One more loop to go. Mary snuck a look at her cake, declared it "gorgeous" and I scolded her for trying to jinx her ride. I'd had to borrow a t-shirt as the day warmed up, as all I'd packed was layer after layer of clothing one would want to be wearing when it was cold and raining. Ah, New Jersey!
The last loop was a familiar one, and we were looking forward to it being over. Cocktails and celebrations and hot showers and laughter in camp -- we knew what awaited us, we just needed to "git 'er done." And that we did. We were behind two other horses on the trail, who we kept coming upon, we had plenty of horse we knew, but we stayed behind. Race for what would be sixteenth and seventeenth, or something like that? Nah. We backed off and enjoyed (?!) the last of those miles, celebrating with true glee as we hit the trail back to camp (finally!), high fiving as we crossed the finish (not too much elation, we knew we needed to vet the boys through). Mary teased me about "elevating" Ned to the 75, which I declined after much consideration and contemplation, explaining that sadly, there was no "elevator" option for this ride, as much as nothing would please me more than another 25 miles in the sand.
Mary insisted on combing out Hawk's tail before presenting him for his final vetting, though Zoe and I would allow only speed-combing, ever-aware that horses who turn 20 on Tuesday should not stand around at the finish of a 50 and postpone the final trot out until such time that their body reminds them that they are indeed hitting their second decade.
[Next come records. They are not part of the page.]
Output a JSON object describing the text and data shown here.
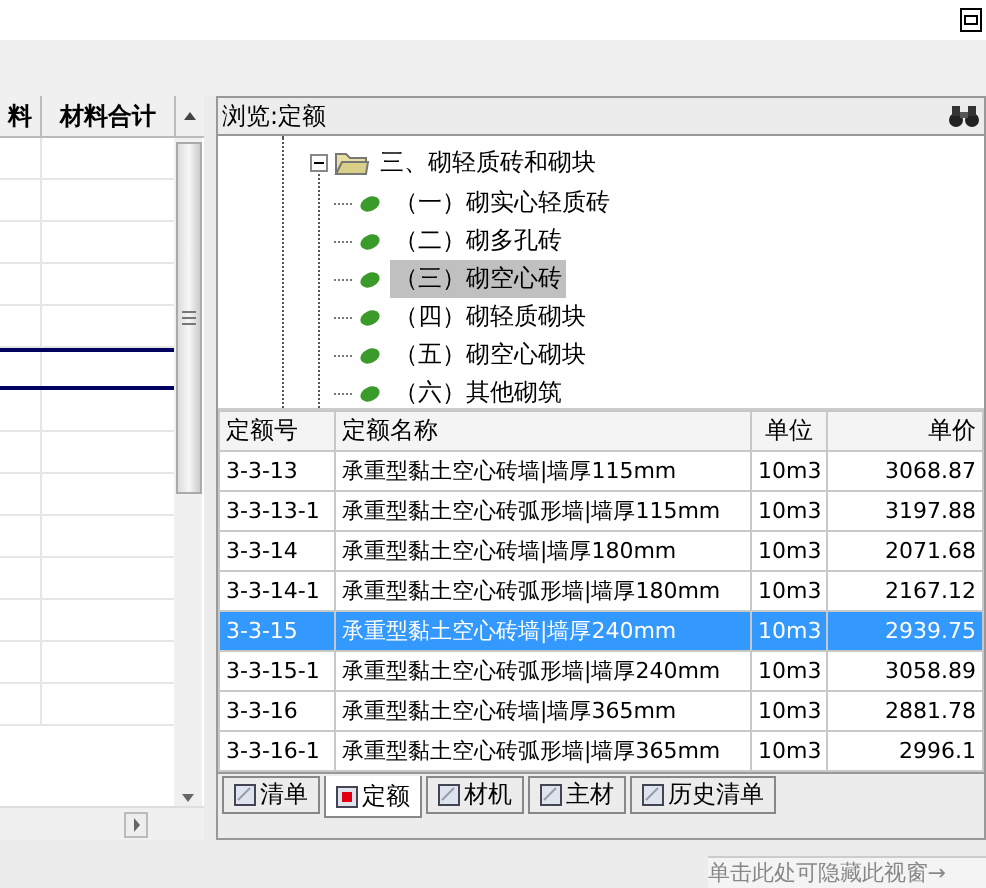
{
  "left_grid": {
    "columns": [
      "料",
      "材料合计"
    ],
    "rows": [
      {
        "selected": false
      },
      {
        "selected": false
      },
      {
        "selected": false
      },
      {
        "selected": false
      },
      {
        "selected": false
      },
      {
        "selected": true
      },
      {
        "selected": false
      },
      {
        "selected": false
      },
      {
        "selected": false
      },
      {
        "selected": false
      },
      {
        "selected": false
      },
      {
        "selected": false
      },
      {
        "selected": false
      },
      {
        "selected": false
      }
    ]
  },
  "browser": {
    "title": "浏览:定额",
    "tree": {
      "label": "三、砌轻质砖和砌块",
      "expanded": true,
      "children": [
        {
          "label": "（一）砌实心轻质砖",
          "selected": false
        },
        {
          "label": "（二）砌多孔砖",
          "selected": false
        },
        {
          "label": "（三）砌空心砖",
          "selected": true
        },
        {
          "label": "（四）砌轻质砌块",
          "selected": false
        },
        {
          "label": "（五）砌空心砌块",
          "selected": false
        },
        {
          "label": "（六）其他砌筑",
          "selected": false
        }
      ]
    },
    "table": {
      "columns": [
        "定额号",
        "定额名称",
        "单位",
        "单价"
      ],
      "rows": [
        {
          "cells": [
            "3-3-13",
            "承重型黏土空心砖墙|墙厚115mm",
            "10m3",
            "3068.87"
          ],
          "selected": false
        },
        {
          "cells": [
            "3-3-13-1",
            "承重型黏土空心砖弧形墙|墙厚115mm",
            "10m3",
            "3197.88"
          ],
          "selected": false
        },
        {
          "cells": [
            "3-3-14",
            "承重型黏土空心砖墙|墙厚180mm",
            "10m3",
            "2071.68"
          ],
          "selected": false
        },
        {
          "cells": [
            "3-3-14-1",
            "承重型黏土空心砖弧形墙|墙厚180mm",
            "10m3",
            "2167.12"
          ],
          "selected": false
        },
        {
          "cells": [
            "3-3-15",
            "承重型黏土空心砖墙|墙厚240mm",
            "10m3",
            "2939.75"
          ],
          "selected": true
        },
        {
          "cells": [
            "3-3-15-1",
            "承重型黏土空心砖弧形墙|墙厚240mm",
            "10m3",
            "3058.89"
          ],
          "selected": false
        },
        {
          "cells": [
            "3-3-16",
            "承重型黏土空心砖墙|墙厚365mm",
            "10m3",
            "2881.78"
          ],
          "selected": false
        },
        {
          "cells": [
            "3-3-16-1",
            "承重型黏土空心砖弧形墙|墙厚365mm",
            "10m3",
            "2996.1"
          ],
          "selected": false
        }
      ]
    },
    "tabs": [
      {
        "label": "清单",
        "selected": false
      },
      {
        "label": "定额",
        "selected": true
      },
      {
        "label": "材机",
        "selected": false
      },
      {
        "label": "主材",
        "selected": false
      },
      {
        "label": "历史清单",
        "selected": false
      }
    ]
  },
  "hint": "单击此处可隐藏此视窗→"
}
Off to be vetted, where Hawk gained his much-anticipated completion, tears and hugs and pats all around, then back to his paddock where he ate and ate and then napped and napped (no doubt certain he was going out the next morning, as he had so many times in NJ before, sometimes three days in a row).
Showers and snacks and a walk for Ned and Hawk, where Hawk dragged Zoe around in true Hawk-fashion. And a celebration after dinner, complete with champagne and cake and giddy laughter and politically incorrect conversation and a speech from Mary, summing up her 5K AERC miles with Hawk and their 10 years competing together.
Then an even more tear-jerking celebration of the life of another Mary -- Mary Lutz, a USEF champion for international endurance, to whom the ride was dedicated-- who died on her 55th birthday while out celebrating the special day on her favorite horse -- no better way to go for those of us who love and live for horses.
Then overnight the rains came. Hawk pouted a bit, wondering if he'd be heading back out on the trail, and lept joyously into the rig behind Ned, not quite believing, I'm sure, that he was really done for the weekend. For a lifetime. He'd have headed back out on that trail, head high, attitude fully intact, fortified by the "pitter patter" of hooves behind him and the attitude that has made him such a remarkable horse in our sport.
But he didn't have to.
Congratulations Mary and Hawk! It has been a supreme honor and a privilege, and I look forward to regaling the tales (embellished of course) of hitting the trail with the Mighty Morgan and Mary, true legends, for many, many years.